“Even the most cursory study of history would reveal the gravity and implications of such polarizing language. We fought a war across two oceans to defeat fascism and spent billions and sacrificed thousands to hold communism at bay. And a century and a half ago, over 600,000 Americans were killed in a bloody civil war over the question of secession. That war, we thought, settled two issues: that slavery was incompatible with humanist, democratic values and that these United States are indivisible, inseparable from each other. We are a union, after and above all.”

A Plea for Civility

Chairman Leach indicated he will focus attention on the critical importance of civility and how the humanities can give us a respect – and yes, understanding – for perspectives different from our own.

Jim Leach knows of what he speaks. In some quarters – one blogger calls him “a pro-Obama turncoat” – he has suffered vilification for breaking ranks with the GOP. In our superheated political kitchen, one man’s turncoat is another’s statesman. And, Leach offers the perfect cooling sentiment.

“Bridging cultural divides and developing a sense for a common humanity are moral and social imperatives. Together, we in the humanities are obligated to help advance an ethic of thoughtfulness rather than conformity of thought, decency of expression rather than coarseness in public manners.

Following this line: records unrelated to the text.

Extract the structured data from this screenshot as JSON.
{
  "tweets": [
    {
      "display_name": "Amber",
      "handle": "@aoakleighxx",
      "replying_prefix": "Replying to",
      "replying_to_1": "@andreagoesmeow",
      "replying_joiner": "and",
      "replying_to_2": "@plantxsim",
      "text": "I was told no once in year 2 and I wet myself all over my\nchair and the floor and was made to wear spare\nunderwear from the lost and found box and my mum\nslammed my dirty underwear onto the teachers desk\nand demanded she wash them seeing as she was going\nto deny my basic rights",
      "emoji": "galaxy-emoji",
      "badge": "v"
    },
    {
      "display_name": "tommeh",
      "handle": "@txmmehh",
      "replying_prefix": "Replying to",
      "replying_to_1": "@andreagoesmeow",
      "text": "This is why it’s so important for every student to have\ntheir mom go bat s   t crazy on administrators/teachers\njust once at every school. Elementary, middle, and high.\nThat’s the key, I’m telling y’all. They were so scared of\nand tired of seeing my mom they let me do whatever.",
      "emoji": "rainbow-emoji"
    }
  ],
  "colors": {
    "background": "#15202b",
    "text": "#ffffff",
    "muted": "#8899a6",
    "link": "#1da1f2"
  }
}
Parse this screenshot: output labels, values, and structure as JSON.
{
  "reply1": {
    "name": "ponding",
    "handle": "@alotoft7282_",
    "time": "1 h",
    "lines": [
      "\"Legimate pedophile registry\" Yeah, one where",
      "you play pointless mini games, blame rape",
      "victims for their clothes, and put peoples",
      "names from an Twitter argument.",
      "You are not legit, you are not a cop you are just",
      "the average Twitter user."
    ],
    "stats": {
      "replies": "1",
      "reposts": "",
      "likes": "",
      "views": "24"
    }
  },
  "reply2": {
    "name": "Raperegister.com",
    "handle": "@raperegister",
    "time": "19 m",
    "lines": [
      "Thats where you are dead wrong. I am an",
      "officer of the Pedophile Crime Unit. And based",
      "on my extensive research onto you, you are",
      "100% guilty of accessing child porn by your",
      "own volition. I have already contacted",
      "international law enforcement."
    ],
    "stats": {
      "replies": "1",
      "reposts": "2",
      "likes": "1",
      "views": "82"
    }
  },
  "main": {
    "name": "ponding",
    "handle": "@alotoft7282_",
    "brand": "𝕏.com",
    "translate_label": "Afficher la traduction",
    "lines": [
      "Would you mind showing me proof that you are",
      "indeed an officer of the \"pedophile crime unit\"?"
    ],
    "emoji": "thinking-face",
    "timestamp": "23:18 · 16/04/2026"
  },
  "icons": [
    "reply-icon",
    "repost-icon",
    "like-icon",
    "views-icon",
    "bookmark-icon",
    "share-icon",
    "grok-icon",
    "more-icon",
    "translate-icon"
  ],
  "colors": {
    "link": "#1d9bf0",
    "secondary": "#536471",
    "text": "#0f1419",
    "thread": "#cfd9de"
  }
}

“Civilization requires civility.” Amen.

Argentina, Arizona, NEA, NEH

New Leaders at NEH and NEA

LeachLeach Confirmed to Head NEH, Landesman Will Run NEA

The Senate recently confirmed the new leadership at the National Endowments for the Humanities and the Arts and they are interesting and unconventional choices.

Former Iowa Congressman Jim Leach (above), a Republican who endorsed Barack Obama, is the former head of the House Banking Committee and a committed fan of the humanities. Leach helped organize the humanities caucus in the House and will be a politically savvy choice to run the NEH.

Rocco Landesman is a big-time Broadway producer and will head the NEA. Mel Brook’s The Producers is among his credits.

The two endowments, dating back to the administration of Lyndon Johnson, serve an incredibly important national role. The Idaho Humanities Council is the state-based affiliate of the NEH. The Idaho Commission on the Arts has a similar relationship to the NEA.

Among many wonderful benefits, the two national endowments provide grant funding for local arts programs, library reading programs, small museums and teacher institutes.

The endowments have survived an immense amount of political scrutiny since Newt Gingrich tried to eliminate federal funding back in the mid-1990’s. The extremely modest budgets for the two principle national cultural organizations that reach into every corner of the United States are still below where they were when Newt swung his meat ax nearly 15 years ago.

Leach and Landesman appear to have the prestige and smarts to keep rebuilding the endowments. America culture, art, history, literature, and our pleasure will all benefit.